- Records shown:

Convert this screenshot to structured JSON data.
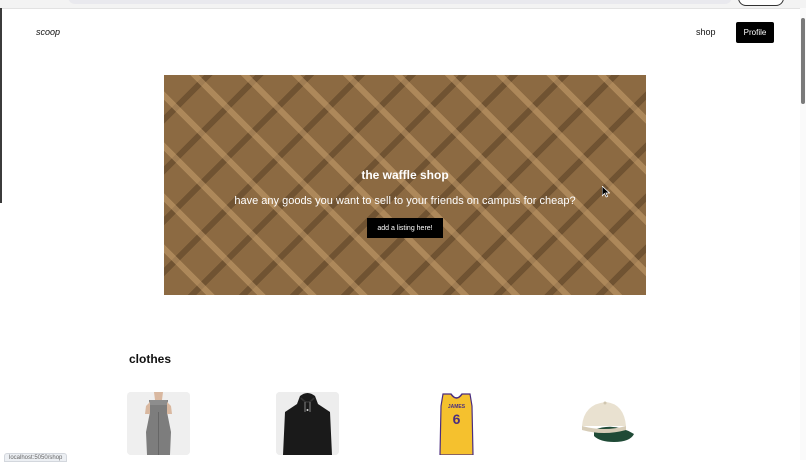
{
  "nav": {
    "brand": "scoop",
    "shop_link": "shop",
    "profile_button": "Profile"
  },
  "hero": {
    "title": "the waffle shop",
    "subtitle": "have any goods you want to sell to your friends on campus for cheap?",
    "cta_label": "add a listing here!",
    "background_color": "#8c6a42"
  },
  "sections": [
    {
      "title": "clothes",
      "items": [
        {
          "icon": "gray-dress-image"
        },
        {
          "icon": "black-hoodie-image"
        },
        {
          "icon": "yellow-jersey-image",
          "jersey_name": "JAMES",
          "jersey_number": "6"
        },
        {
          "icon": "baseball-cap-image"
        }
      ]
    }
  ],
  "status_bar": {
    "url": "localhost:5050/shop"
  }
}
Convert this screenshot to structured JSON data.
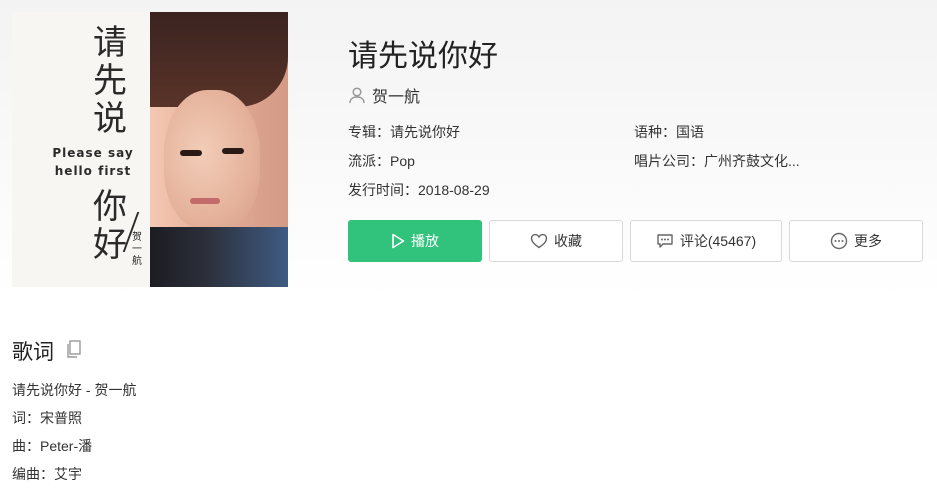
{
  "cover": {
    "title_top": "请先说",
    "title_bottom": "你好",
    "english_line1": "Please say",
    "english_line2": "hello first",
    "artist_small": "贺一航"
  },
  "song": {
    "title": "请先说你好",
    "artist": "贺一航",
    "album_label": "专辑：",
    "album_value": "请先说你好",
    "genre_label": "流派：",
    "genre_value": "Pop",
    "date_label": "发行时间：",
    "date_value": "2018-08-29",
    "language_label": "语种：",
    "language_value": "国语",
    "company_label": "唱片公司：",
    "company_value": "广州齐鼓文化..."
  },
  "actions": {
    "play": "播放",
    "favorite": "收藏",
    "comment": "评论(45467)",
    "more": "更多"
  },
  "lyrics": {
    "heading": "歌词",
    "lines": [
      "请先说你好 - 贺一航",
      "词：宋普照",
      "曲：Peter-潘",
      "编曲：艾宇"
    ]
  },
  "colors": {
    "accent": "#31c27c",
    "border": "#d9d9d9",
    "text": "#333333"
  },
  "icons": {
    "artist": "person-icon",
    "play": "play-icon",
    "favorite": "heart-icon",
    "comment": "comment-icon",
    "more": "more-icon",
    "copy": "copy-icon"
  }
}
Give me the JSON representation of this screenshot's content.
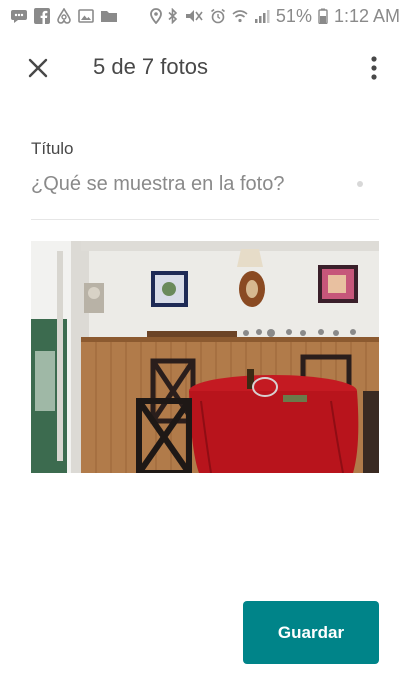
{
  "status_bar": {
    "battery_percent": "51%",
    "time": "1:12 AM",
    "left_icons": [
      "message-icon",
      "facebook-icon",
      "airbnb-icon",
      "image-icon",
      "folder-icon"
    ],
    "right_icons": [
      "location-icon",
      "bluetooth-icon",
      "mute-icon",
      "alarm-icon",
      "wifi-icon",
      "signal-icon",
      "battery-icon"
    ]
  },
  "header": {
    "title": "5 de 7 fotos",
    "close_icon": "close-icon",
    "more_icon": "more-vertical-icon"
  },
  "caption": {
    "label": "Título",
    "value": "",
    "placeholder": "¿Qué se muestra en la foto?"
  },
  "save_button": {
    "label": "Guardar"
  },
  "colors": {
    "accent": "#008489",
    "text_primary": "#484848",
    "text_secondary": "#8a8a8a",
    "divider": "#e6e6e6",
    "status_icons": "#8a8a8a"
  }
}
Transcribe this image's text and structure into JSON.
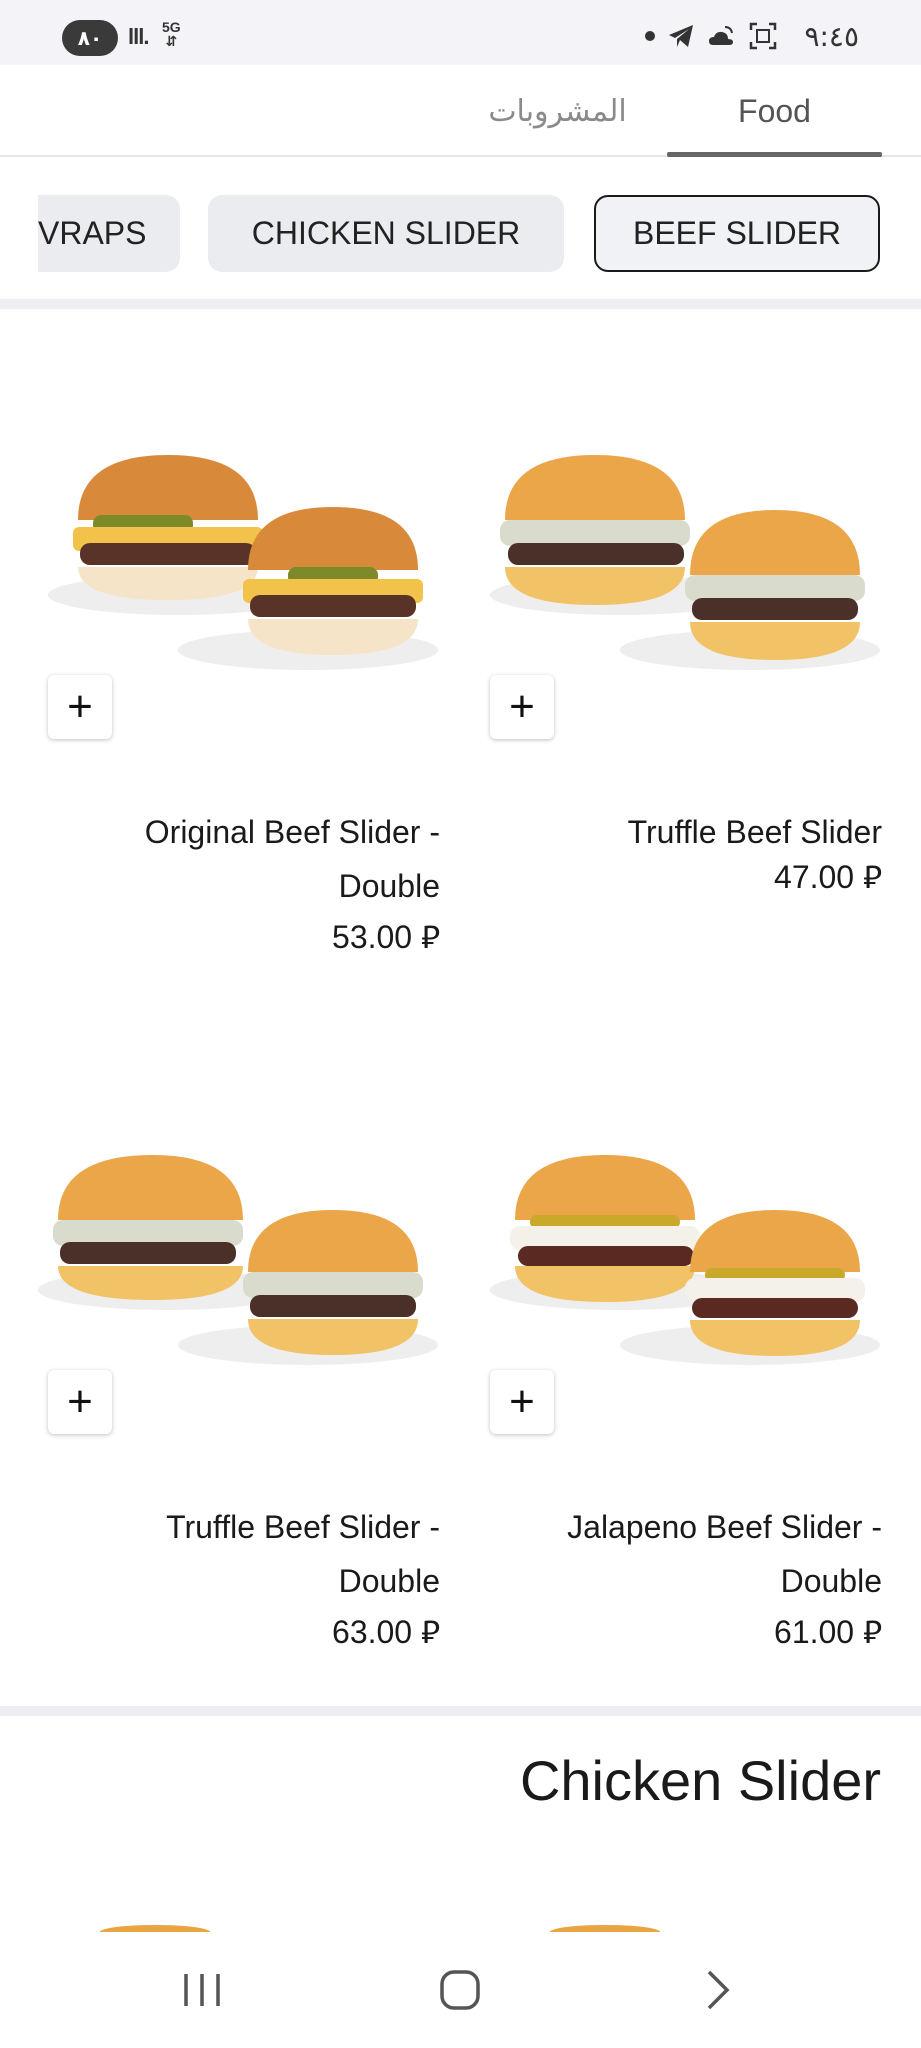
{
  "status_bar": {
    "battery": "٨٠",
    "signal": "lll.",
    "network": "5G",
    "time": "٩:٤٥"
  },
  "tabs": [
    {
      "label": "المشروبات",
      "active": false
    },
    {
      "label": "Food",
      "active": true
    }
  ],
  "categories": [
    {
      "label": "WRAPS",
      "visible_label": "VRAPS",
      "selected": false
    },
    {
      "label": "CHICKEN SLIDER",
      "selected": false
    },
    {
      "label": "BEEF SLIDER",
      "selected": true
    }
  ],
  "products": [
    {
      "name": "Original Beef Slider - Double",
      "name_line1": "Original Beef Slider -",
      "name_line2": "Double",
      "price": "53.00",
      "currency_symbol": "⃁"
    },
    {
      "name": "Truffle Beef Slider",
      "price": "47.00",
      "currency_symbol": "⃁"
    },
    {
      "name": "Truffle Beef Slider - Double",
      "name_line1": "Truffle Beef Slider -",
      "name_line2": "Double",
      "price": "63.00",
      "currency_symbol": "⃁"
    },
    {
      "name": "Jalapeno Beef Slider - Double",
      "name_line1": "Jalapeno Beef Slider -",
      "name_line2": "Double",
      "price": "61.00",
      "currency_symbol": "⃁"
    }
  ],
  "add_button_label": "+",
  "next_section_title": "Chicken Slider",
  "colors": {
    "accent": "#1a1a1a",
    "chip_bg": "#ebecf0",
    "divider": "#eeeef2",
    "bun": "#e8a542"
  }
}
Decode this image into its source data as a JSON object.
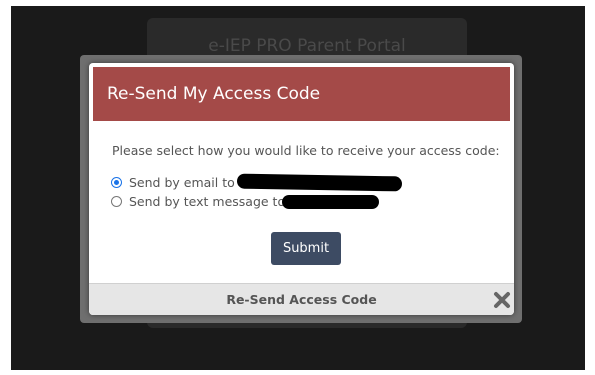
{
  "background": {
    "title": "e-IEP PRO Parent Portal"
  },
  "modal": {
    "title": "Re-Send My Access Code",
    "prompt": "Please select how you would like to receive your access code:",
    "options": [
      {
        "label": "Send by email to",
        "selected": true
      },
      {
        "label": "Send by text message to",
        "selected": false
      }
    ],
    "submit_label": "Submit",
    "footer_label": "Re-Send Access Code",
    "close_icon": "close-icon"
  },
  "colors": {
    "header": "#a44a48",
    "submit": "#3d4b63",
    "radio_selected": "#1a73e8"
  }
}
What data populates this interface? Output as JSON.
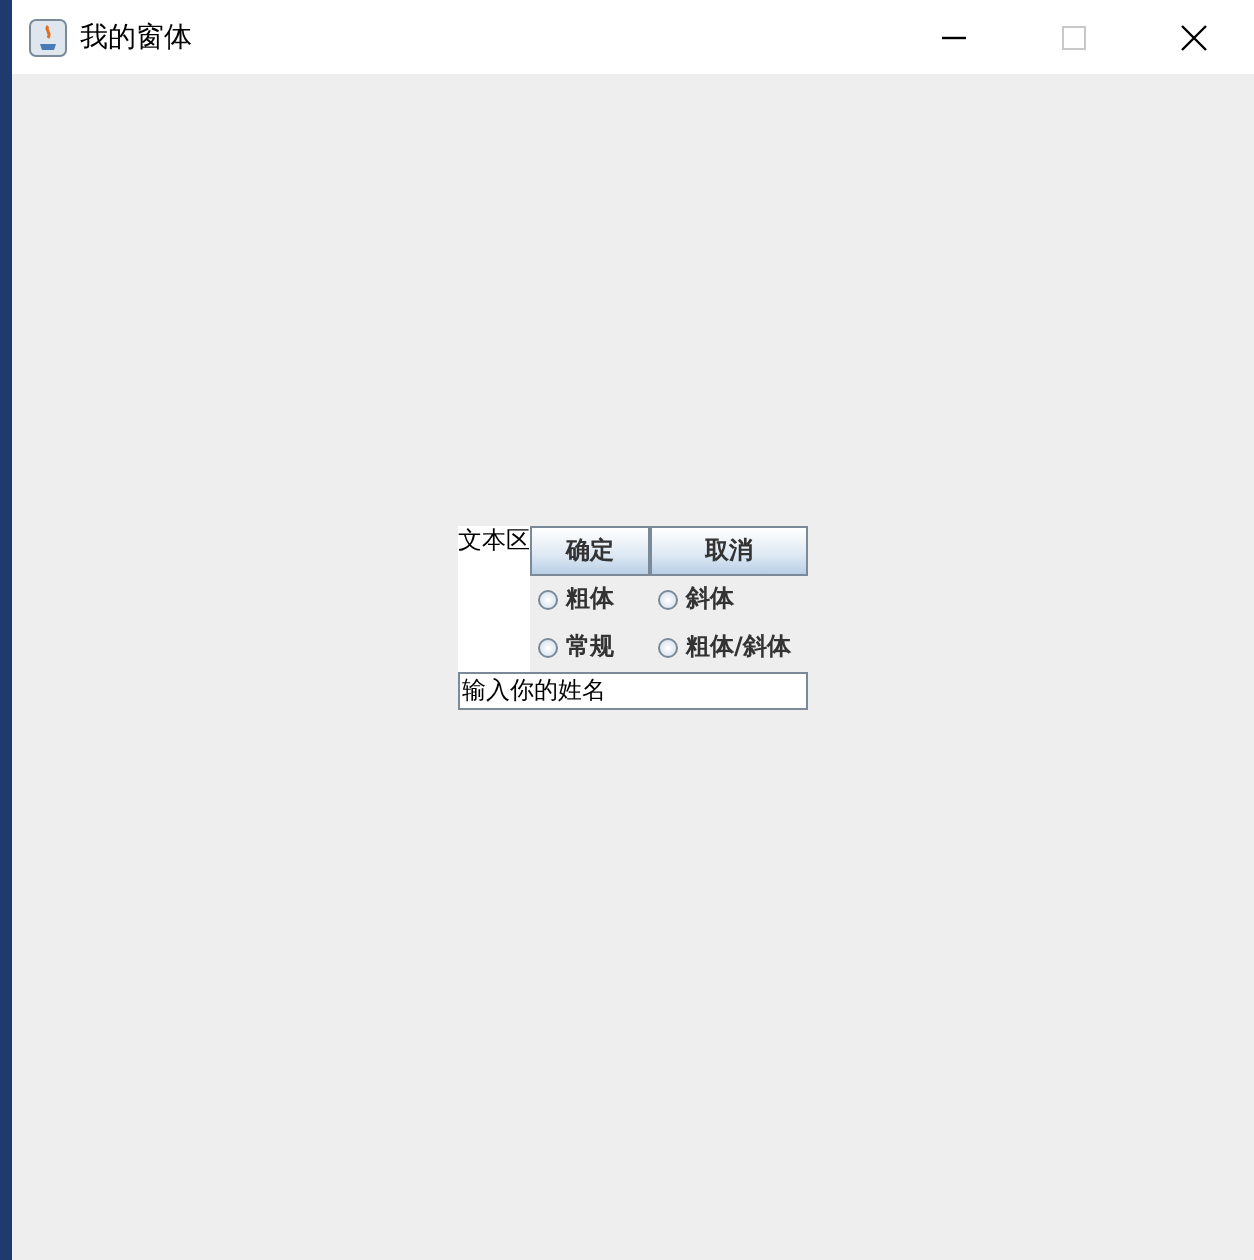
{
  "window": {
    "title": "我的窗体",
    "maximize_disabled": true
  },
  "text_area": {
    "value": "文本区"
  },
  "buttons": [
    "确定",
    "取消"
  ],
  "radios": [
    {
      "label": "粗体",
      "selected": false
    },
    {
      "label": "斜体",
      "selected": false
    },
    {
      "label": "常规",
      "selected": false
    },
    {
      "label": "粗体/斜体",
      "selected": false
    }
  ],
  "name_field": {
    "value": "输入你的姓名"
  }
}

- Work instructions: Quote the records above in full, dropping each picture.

- Written answer:
Convert this screenshot to structured JSON data.
{
  "nav": {
    "brand": "scoop",
    "shop_link": "shop",
    "profile_button": "Profile"
  },
  "hero": {
    "title": "the waffle shop",
    "subtitle": "have any goods you want to sell to your friends on campus for cheap?",
    "cta_label": "add a listing here!",
    "background_color": "#8c6a42"
  },
  "sections": [
    {
      "title": "clothes",
      "items": [
        {
          "icon": "gray-dress-image"
        },
        {
          "icon": "black-hoodie-image"
        },
        {
          "icon": "yellow-jersey-image",
          "jersey_name": "JAMES",
          "jersey_number": "6"
        },
        {
          "icon": "baseball-cap-image"
        }
      ]
    }
  ],
  "status_bar": {
    "url": "localhost:5050/shop"
  }
}
Convert this screenshot to structured JSON data.
{
  "cover": {
    "title_top": "请先说",
    "title_bottom": "你好",
    "english_line1": "Please say",
    "english_line2": "hello first",
    "artist_small": "贺一航"
  },
  "song": {
    "title": "请先说你好",
    "artist": "贺一航",
    "album_label": "专辑：",
    "album_value": "请先说你好",
    "genre_label": "流派：",
    "genre_value": "Pop",
    "date_label": "发行时间：",
    "date_value": "2018-08-29",
    "language_label": "语种：",
    "language_value": "国语",
    "company_label": "唱片公司：",
    "company_value": "广州齐鼓文化..."
  },
  "actions": {
    "play": "播放",
    "favorite": "收藏",
    "comment": "评论(45467)",
    "more": "更多"
  },
  "lyrics": {
    "heading": "歌词",
    "lines": [
      "请先说你好 - 贺一航",
      "词：宋普照",
      "曲：Peter-潘",
      "编曲：艾宇"
    ]
  },
  "colors": {
    "accent": "#31c27c",
    "border": "#d9d9d9",
    "text": "#333333"
  },
  "icons": {
    "artist": "person-icon",
    "play": "play-icon",
    "favorite": "heart-icon",
    "comment": "comment-icon",
    "more": "more-icon",
    "copy": "copy-icon"
  }
}
Give me the JSON representation of this screenshot's content.
{
  "status_bar": {
    "battery_percent": "51%",
    "time": "1:12 AM",
    "left_icons": [
      "message-icon",
      "facebook-icon",
      "airbnb-icon",
      "image-icon",
      "folder-icon"
    ],
    "right_icons": [
      "location-icon",
      "bluetooth-icon",
      "mute-icon",
      "alarm-icon",
      "wifi-icon",
      "signal-icon",
      "battery-icon"
    ]
  },
  "header": {
    "title": "5 de 7 fotos",
    "close_icon": "close-icon",
    "more_icon": "more-vertical-icon"
  },
  "caption": {
    "label": "Título",
    "value": "",
    "placeholder": "¿Qué se muestra en la foto?"
  },
  "save_button": {
    "label": "Guardar"
  },
  "colors": {
    "accent": "#008489",
    "text_primary": "#484848",
    "text_secondary": "#8a8a8a",
    "divider": "#e6e6e6",
    "status_icons": "#8a8a8a"
  }
}
Transcribe this image's text and structure into JSON.
{
  "status_bar": {
    "battery": "٨٠",
    "signal": "lll.",
    "network": "5G",
    "time": "٩:٤٥"
  },
  "tabs": [
    {
      "label": "المشروبات",
      "active": false
    },
    {
      "label": "Food",
      "active": true
    }
  ],
  "categories": [
    {
      "label": "WRAPS",
      "visible_label": "VRAPS",
      "selected": false
    },
    {
      "label": "CHICKEN SLIDER",
      "selected": false
    },
    {
      "label": "BEEF SLIDER",
      "selected": true
    }
  ],
  "products": [
    {
      "name": "Original Beef Slider - Double",
      "name_line1": "Original Beef Slider -",
      "name_line2": "Double",
      "price": "53.00",
      "currency_symbol": "⃁"
    },
    {
      "name": "Truffle Beef Slider",
      "price": "47.00",
      "currency_symbol": "⃁"
    },
    {
      "name": "Truffle Beef Slider - Double",
      "name_line1": "Truffle Beef Slider -",
      "name_line2": "Double",
      "price": "63.00",
      "currency_symbol": "⃁"
    },
    {
      "name": "Jalapeno Beef Slider - Double",
      "name_line1": "Jalapeno Beef Slider -",
      "name_line2": "Double",
      "price": "61.00",
      "currency_symbol": "⃁"
    }
  ],
  "add_button_label": "+",
  "next_section_title": "Chicken Slider",
  "colors": {
    "accent": "#1a1a1a",
    "chip_bg": "#ebecf0",
    "divider": "#eeeef2",
    "bun": "#e8a542"
  }
}
Decode this image into its source data as a JSON object.
{
  "background": {
    "title": "e-IEP PRO Parent Portal"
  },
  "modal": {
    "title": "Re-Send My Access Code",
    "prompt": "Please select how you would like to receive your access code:",
    "options": [
      {
        "label": "Send by email to",
        "selected": true
      },
      {
        "label": "Send by text message to",
        "selected": false
      }
    ],
    "submit_label": "Submit",
    "footer_label": "Re-Send Access Code",
    "close_icon": "close-icon"
  },
  "colors": {
    "header": "#a44a48",
    "submit": "#3d4b63",
    "radio_selected": "#1a73e8"
  }
}
What data populates this interface? Output as JSON.
{
  "window": {
    "title": "我的窗体",
    "maximize_disabled": true
  },
  "text_area": {
    "value": "文本区"
  },
  "buttons": [
    "确定",
    "取消"
  ],
  "radios": [
    {
      "label": "粗体",
      "selected": false
    },
    {
      "label": "斜体",
      "selected": false
    },
    {
      "label": "常规",
      "selected": false
    },
    {
      "label": "粗体/斜体",
      "selected": false
    }
  ],
  "name_field": {
    "value": "输入你的姓名"
  }
}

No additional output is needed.